== WHAT YOU SHOULD DO ==
Repeat every record below exactly, leaving out the pictures.

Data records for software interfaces

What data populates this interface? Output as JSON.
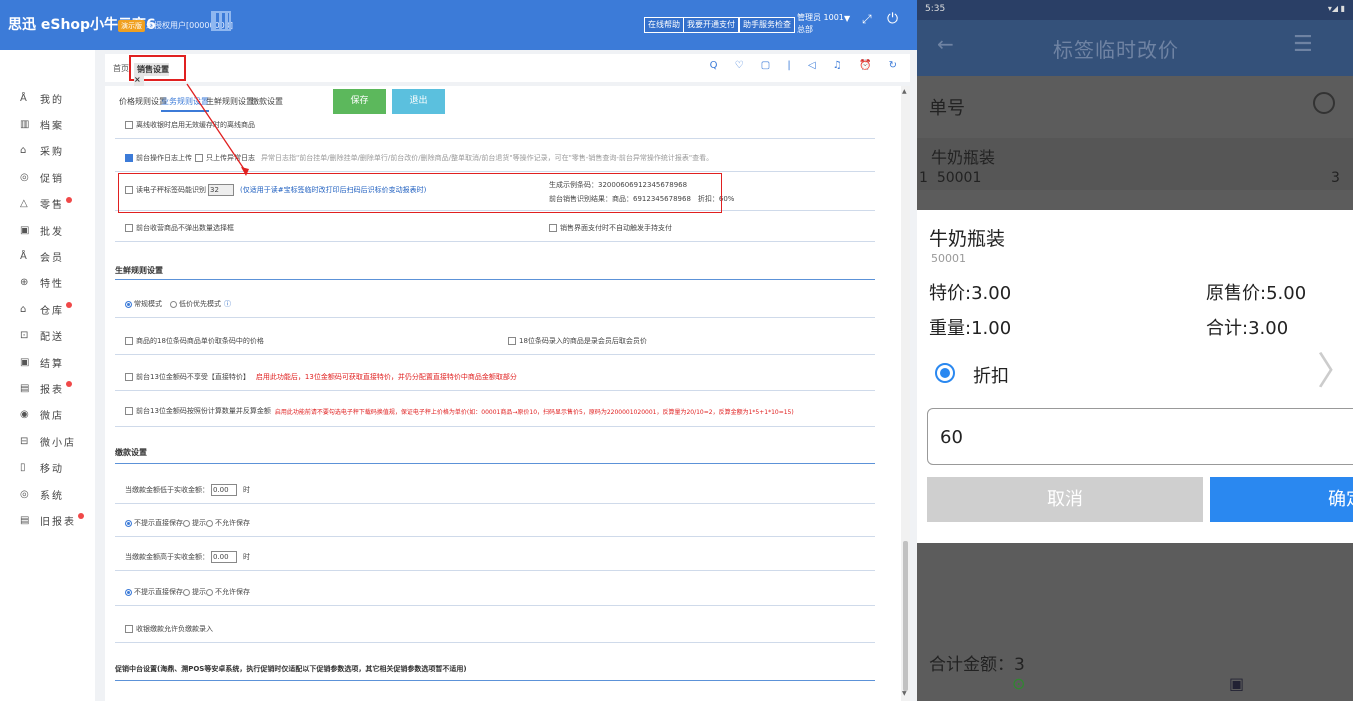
{
  "app": {
    "brand": "思迅 eShop小牛云商6",
    "badge": "演示版",
    "unauth": "未授权用户[00000000]",
    "top_buttons": [
      "在线帮助",
      "我要开通支付",
      "助手服务检查"
    ],
    "admin": "管理员 1001",
    "branch": "总部"
  },
  "sidebar": {
    "items": [
      {
        "icon": "user-icon",
        "glyph": "Å",
        "label": "我的",
        "dot": false
      },
      {
        "icon": "archive-icon",
        "glyph": "▥",
        "label": "档案",
        "dot": false
      },
      {
        "icon": "purchase-icon",
        "glyph": "⌂",
        "label": "采购",
        "dot": false
      },
      {
        "icon": "promo-icon",
        "glyph": "◎",
        "label": "促销",
        "dot": false
      },
      {
        "icon": "retail-icon",
        "glyph": "△",
        "label": "零售",
        "dot": true
      },
      {
        "icon": "wholesale-icon",
        "glyph": "▣",
        "label": "批发",
        "dot": false
      },
      {
        "icon": "member-icon",
        "glyph": "Å",
        "label": "会员",
        "dot": false
      },
      {
        "icon": "feature-icon",
        "glyph": "⊕",
        "label": "特性",
        "dot": false
      },
      {
        "icon": "warehouse-icon",
        "glyph": "⌂",
        "label": "仓库",
        "dot": true
      },
      {
        "icon": "delivery-icon",
        "glyph": "⊡",
        "label": "配送",
        "dot": false
      },
      {
        "icon": "settlement-icon",
        "glyph": "▣",
        "label": "结算",
        "dot": false
      },
      {
        "icon": "report-icon",
        "glyph": "▤",
        "label": "报表",
        "dot": true
      },
      {
        "icon": "store-icon",
        "glyph": "◉",
        "label": "微店",
        "dot": false
      },
      {
        "icon": "mini-store-icon",
        "glyph": "⊟",
        "label": "微小店",
        "dot": false
      },
      {
        "icon": "mobile-icon",
        "glyph": "▯",
        "label": "移动",
        "dot": false
      },
      {
        "icon": "system-icon",
        "glyph": "◎",
        "label": "系统",
        "dot": false
      },
      {
        "icon": "old-report-icon",
        "glyph": "▤",
        "label": "旧报表",
        "dot": true
      }
    ]
  },
  "tabs": {
    "home": "首页",
    "active": "销售设置",
    "close": "×"
  },
  "toolbar_icons": "Q ♡ ▢ | ◁ ♫ ⏰ ↻",
  "subtabs": [
    "价格规则设置",
    "业务规则设置",
    "生鲜规则设置",
    "缴款设置"
  ],
  "buttons": {
    "save": "保存",
    "exit": "退出"
  },
  "settings": {
    "r1": "离线收银时启用无效缓存时的离线商品",
    "r2a": "前台操作日志上传",
    "r2b": "只上传异常日志",
    "r2c": "异常日志指\"前台挂单/删除挂单/删除单行/前台改价/删除商品/整单取消/前台退货\"等操作记录，可在\"零售-销售查询-前台异常操作统计报表\"查看。",
    "r3a": "读电子秤标签码能识别",
    "r3val": "32",
    "r3b": "(仅适用于读#宝标签临时改打印后扫码后识标价变动报表时)",
    "r3c1": "生成示例条码：32000606912345678968",
    "r3c2": "前台销售识别结果：商品：6912345678968　折扣：60%",
    "r4a": "前台收营商品不弹出数量选择框",
    "r4b": "销售界面支付时不自动触发手持支付",
    "fresh_title": "生鲜规则设置",
    "mode_normal": "常规模式",
    "mode_price": "低价优先模式",
    "r5a": "商品的18位条码商品单价取条码中的价格",
    "r5b": "18位条码录入的商品是录会员后取会员价",
    "r6a": "前台13位金额码不享受【直接特价】",
    "r6b": "启用此功能后，13位金额码可获取直接特价，并仍分配置直接特价中商品金额取部分",
    "r7a": "前台13位金额码按照份计算数量并反算金额",
    "r7b": "启用此功能前请不要勾选电子秤下载码换值规，保证电子秤上价格为单价(如：00001商品→原价10，扫码显示售价5，原码为2200001020001，反算量为20/10=2，反算金额为1*5+1*10=15)",
    "pay_title": "缴款设置",
    "p1a": "当缴款金额低于实收金额：",
    "p1val": "0.00",
    "p1b": "时",
    "p2a": "不提示直接保存",
    "p2b": "提示",
    "p2c": "不允许保存",
    "p3a": "当缴款金额高于实收金额：",
    "p3val": "0.00",
    "p3b": "时",
    "p4a": "不提示直接保存",
    "p4b": "提示",
    "p4c": "不允许保存",
    "p5": "收银缴款允许负缴款录入",
    "promo_title": "促销中台设置(海鼎、溯POS等安卓系统，执行促销时仅适配以下促销参数选项，其它相关促销参数选项暂不适用)"
  },
  "phone": {
    "time": "5:35",
    "status_icons": "▾◢ ▮",
    "title": "标签临时改价",
    "order_label": "单号",
    "list_item": {
      "name": "牛奶瓶装",
      "index": "1",
      "code": "50001",
      "qty": "3"
    },
    "dialog": {
      "name": "牛奶瓶装",
      "code": "50001",
      "special_price": "特价:3.00",
      "original_price": "原售价:5.00",
      "weight": "重量:1.00",
      "total": "合计:3.00",
      "discount_label": "折扣",
      "input_value": "60",
      "cancel": "取消",
      "ok": "确定"
    },
    "total_label": "合计金额：3"
  }
}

== RESULT OF THIS TASK ==
What data populates this interface? Output as JSON.
{
  "app": {
    "brand": "思迅 eShop小牛云商6",
    "badge": "演示版",
    "unauth": "未授权用户[00000000]",
    "top_buttons": [
      "在线帮助",
      "我要开通支付",
      "助手服务检查"
    ],
    "admin": "管理员 1001",
    "branch": "总部"
  },
  "sidebar": {
    "items": [
      {
        "icon": "user-icon",
        "glyph": "Å",
        "label": "我的",
        "dot": false
      },
      {
        "icon": "archive-icon",
        "glyph": "▥",
        "label": "档案",
        "dot": false
      },
      {
        "icon": "purchase-icon",
        "glyph": "⌂",
        "label": "采购",
        "dot": false
      },
      {
        "icon": "promo-icon",
        "glyph": "◎",
        "label": "促销",
        "dot": false
      },
      {
        "icon": "retail-icon",
        "glyph": "△",
        "label": "零售",
        "dot": true
      },
      {
        "icon": "wholesale-icon",
        "glyph": "▣",
        "label": "批发",
        "dot": false
      },
      {
        "icon": "member-icon",
        "glyph": "Å",
        "label": "会员",
        "dot": false
      },
      {
        "icon": "feature-icon",
        "glyph": "⊕",
        "label": "特性",
        "dot": false
      },
      {
        "icon": "warehouse-icon",
        "glyph": "⌂",
        "label": "仓库",
        "dot": true
      },
      {
        "icon": "delivery-icon",
        "glyph": "⊡",
        "label": "配送",
        "dot": false
      },
      {
        "icon": "settlement-icon",
        "glyph": "▣",
        "label": "结算",
        "dot": false
      },
      {
        "icon": "report-icon",
        "glyph": "▤",
        "label": "报表",
        "dot": true
      },
      {
        "icon": "store-icon",
        "glyph": "◉",
        "label": "微店",
        "dot": false
      },
      {
        "icon": "mini-store-icon",
        "glyph": "⊟",
        "label": "微小店",
        "dot": false
      },
      {
        "icon": "mobile-icon",
        "glyph": "▯",
        "label": "移动",
        "dot": false
      },
      {
        "icon": "system-icon",
        "glyph": "◎",
        "label": "系统",
        "dot": false
      },
      {
        "icon": "old-report-icon",
        "glyph": "▤",
        "label": "旧报表",
        "dot": true
      }
    ]
  },
  "tabs": {
    "home": "首页",
    "active": "销售设置",
    "close": "×"
  },
  "toolbar_icons": "Q ♡ ▢ | ◁ ♫ ⏰ ↻",
  "subtabs": [
    "价格规则设置",
    "业务规则设置",
    "生鲜规则设置",
    "缴款设置"
  ],
  "buttons": {
    "save": "保存",
    "exit": "退出"
  },
  "settings": {
    "r1": "离线收银时启用无效缓存时的离线商品",
    "r2a": "前台操作日志上传",
    "r2b": "只上传异常日志",
    "r2c": "异常日志指\"前台挂单/删除挂单/删除单行/前台改价/删除商品/整单取消/前台退货\"等操作记录，可在\"零售-销售查询-前台异常操作统计报表\"查看。",
    "r3a": "读电子秤标签码能识别",
    "r3val": "32",
    "r3b": "(仅适用于读#宝标签临时改打印后扫码后识标价变动报表时)",
    "r3c1": "生成示例条码：32000606912345678968",
    "r3c2": "前台销售识别结果：商品：6912345678968　折扣：60%",
    "r4a": "前台收营商品不弹出数量选择框",
    "r4b": "销售界面支付时不自动触发手持支付",
    "fresh_title": "生鲜规则设置",
    "mode_normal": "常规模式",
    "mode_price": "低价优先模式",
    "r5a": "商品的18位条码商品单价取条码中的价格",
    "r5b": "18位条码录入的商品是录会员后取会员价",
    "r6a": "前台13位金额码不享受【直接特价】",
    "r6b": "启用此功能后，13位金额码可获取直接特价，并仍分配置直接特价中商品金额取部分",
    "r7a": "前台13位金额码按照份计算数量并反算金额",
    "r7b": "启用此功能前请不要勾选电子秤下载码换值规，保证电子秤上价格为单价(如：00001商品→原价10，扫码显示售价5，原码为2200001020001，反算量为20/10=2，反算金额为1*5+1*10=15)",
    "pay_title": "缴款设置",
    "p1a": "当缴款金额低于实收金额：",
    "p1val": "0.00",
    "p1b": "时",
    "p2a": "不提示直接保存",
    "p2b": "提示",
    "p2c": "不允许保存",
    "p3a": "当缴款金额高于实收金额：",
    "p3val": "0.00",
    "p3b": "时",
    "p4a": "不提示直接保存",
    "p4b": "提示",
    "p4c": "不允许保存",
    "p5": "收银缴款允许负缴款录入",
    "promo_title": "促销中台设置(海鼎、溯POS等安卓系统，执行促销时仅适配以下促销参数选项，其它相关促销参数选项暂不适用)"
  },
  "phone": {
    "time": "5:35",
    "status_icons": "▾◢ ▮",
    "title": "标签临时改价",
    "order_label": "单号",
    "list_item": {
      "name": "牛奶瓶装",
      "index": "1",
      "code": "50001",
      "qty": "3"
    },
    "dialog": {
      "name": "牛奶瓶装",
      "code": "50001",
      "special_price": "特价:3.00",
      "original_price": "原售价:5.00",
      "weight": "重量:1.00",
      "total": "合计:3.00",
      "discount_label": "折扣",
      "input_value": "60",
      "cancel": "取消",
      "ok": "确定"
    },
    "total_label": "合计金额：3"
  }
}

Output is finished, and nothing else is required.